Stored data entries
- - - -

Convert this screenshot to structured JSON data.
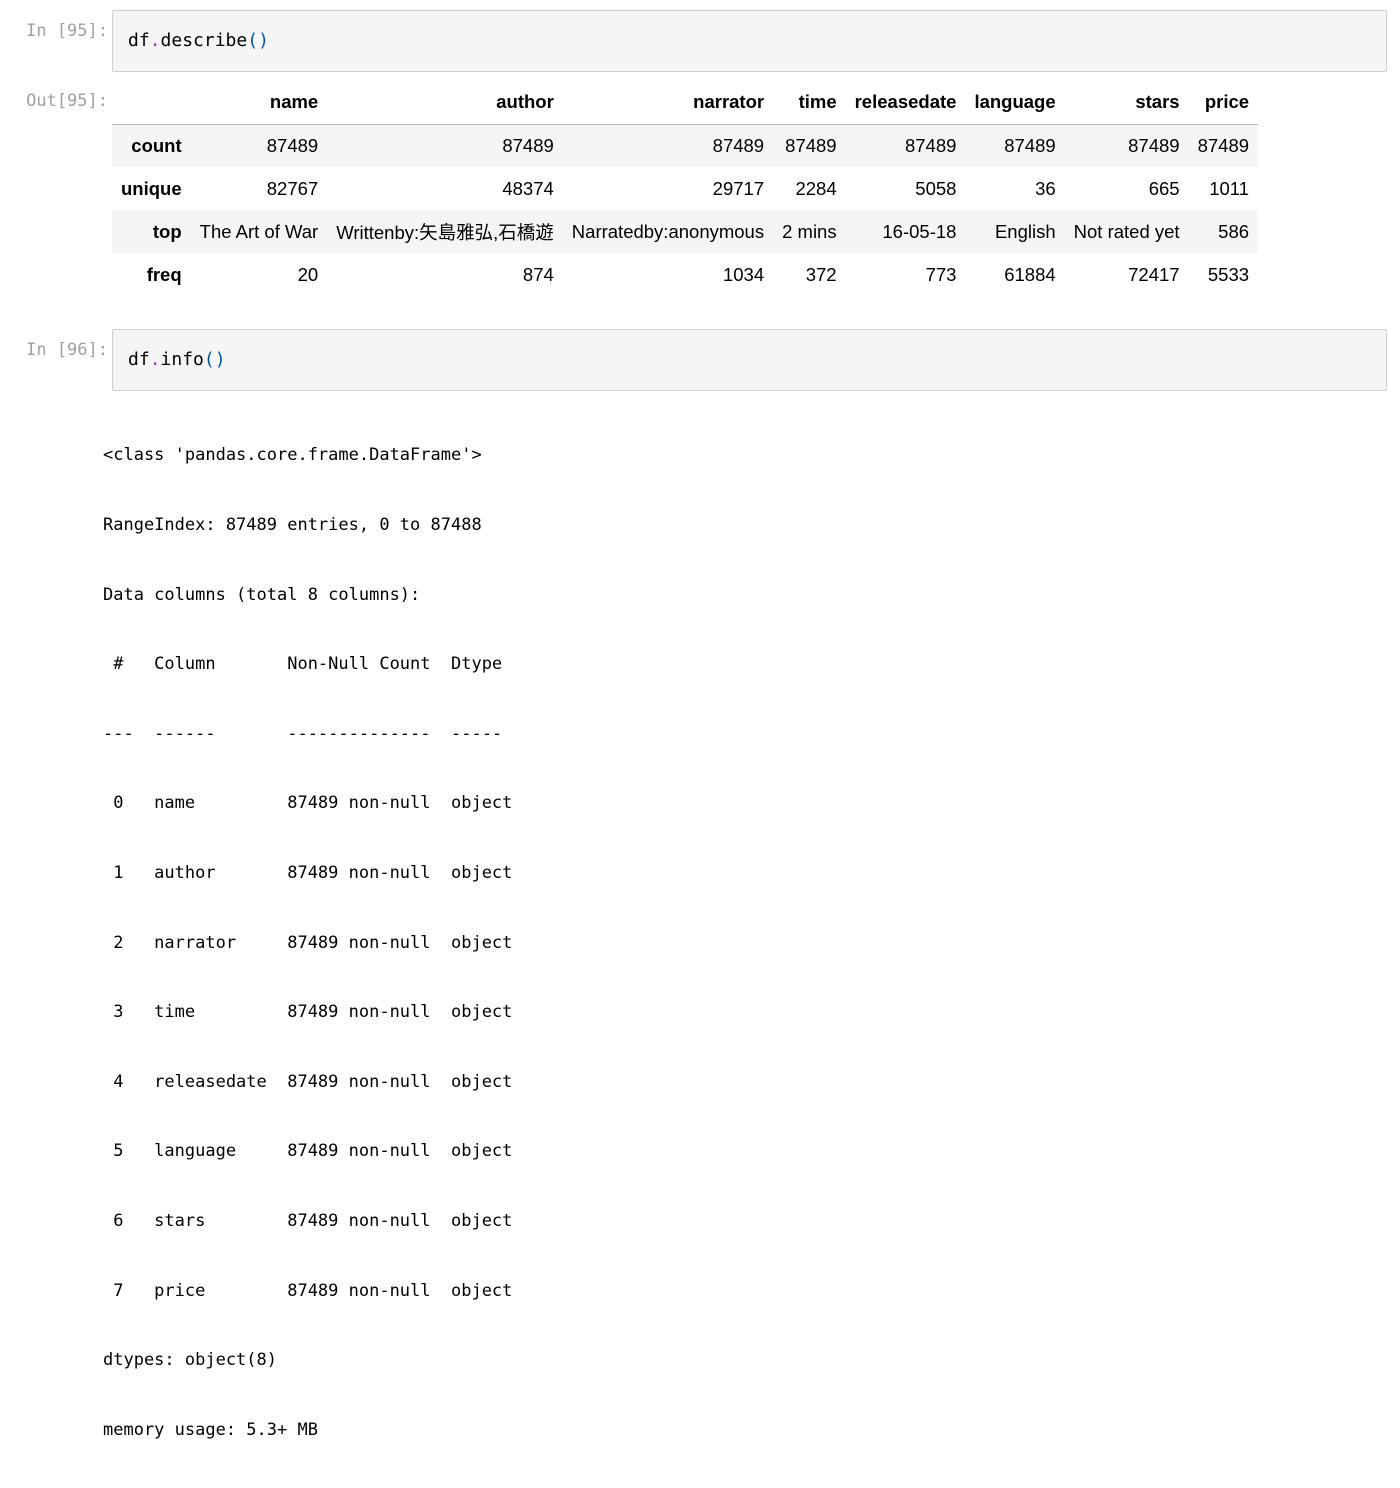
{
  "cells": [
    {
      "in_prompt": "In [95]:",
      "code_obj": "df",
      "code_dot": ".",
      "code_method": "describe",
      "code_parens": "()",
      "out_prompt": "Out[95]:",
      "table": {
        "columns": [
          "name",
          "author",
          "narrator",
          "time",
          "releasedate",
          "language",
          "stars",
          "price"
        ],
        "rows": [
          {
            "label": "count",
            "values": [
              "87489",
              "87489",
              "87489",
              "87489",
              "87489",
              "87489",
              "87489",
              "87489"
            ]
          },
          {
            "label": "unique",
            "values": [
              "82767",
              "48374",
              "29717",
              "2284",
              "5058",
              "36",
              "665",
              "1011"
            ]
          },
          {
            "label": "top",
            "values": [
              "The Art of War",
              "Writtenby:矢島雅弘,石橋遊",
              "Narratedby:anonymous",
              "2 mins",
              "16-05-18",
              "English",
              "Not rated yet",
              "586"
            ]
          },
          {
            "label": "freq",
            "values": [
              "20",
              "874",
              "1034",
              "372",
              "773",
              "61884",
              "72417",
              "5533"
            ]
          }
        ]
      }
    },
    {
      "in_prompt": "In [96]:",
      "code_obj": "df",
      "code_dot": ".",
      "code_method": "info",
      "code_parens": "()",
      "output_lines": [
        "<class 'pandas.core.frame.DataFrame'>",
        "RangeIndex: 87489 entries, 0 to 87488",
        "Data columns (total 8 columns):",
        " #   Column       Non-Null Count  Dtype ",
        "---  ------       --------------  ----- ",
        " 0   name         87489 non-null  object",
        " 1   author       87489 non-null  object",
        " 2   narrator     87489 non-null  object",
        " 3   time         87489 non-null  object",
        " 4   releasedate  87489 non-null  object",
        " 5   language     87489 non-null  object",
        " 6   stars        87489 non-null  object",
        " 7   price        87489 non-null  object",
        "dtypes: object(8)",
        "memory usage: 5.3+ MB"
      ]
    }
  ],
  "colors": {
    "prompt": "#a0a0a0",
    "input_bg": "#f5f5f5",
    "input_border": "#cfcfcf",
    "operator": "#aa22ff",
    "paren": "#0055aa"
  }
}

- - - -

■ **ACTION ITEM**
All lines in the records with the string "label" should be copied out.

■ **REPLY**
            "label": "count",
            "label": "unique",
            "label": "top",
            "label": "freq",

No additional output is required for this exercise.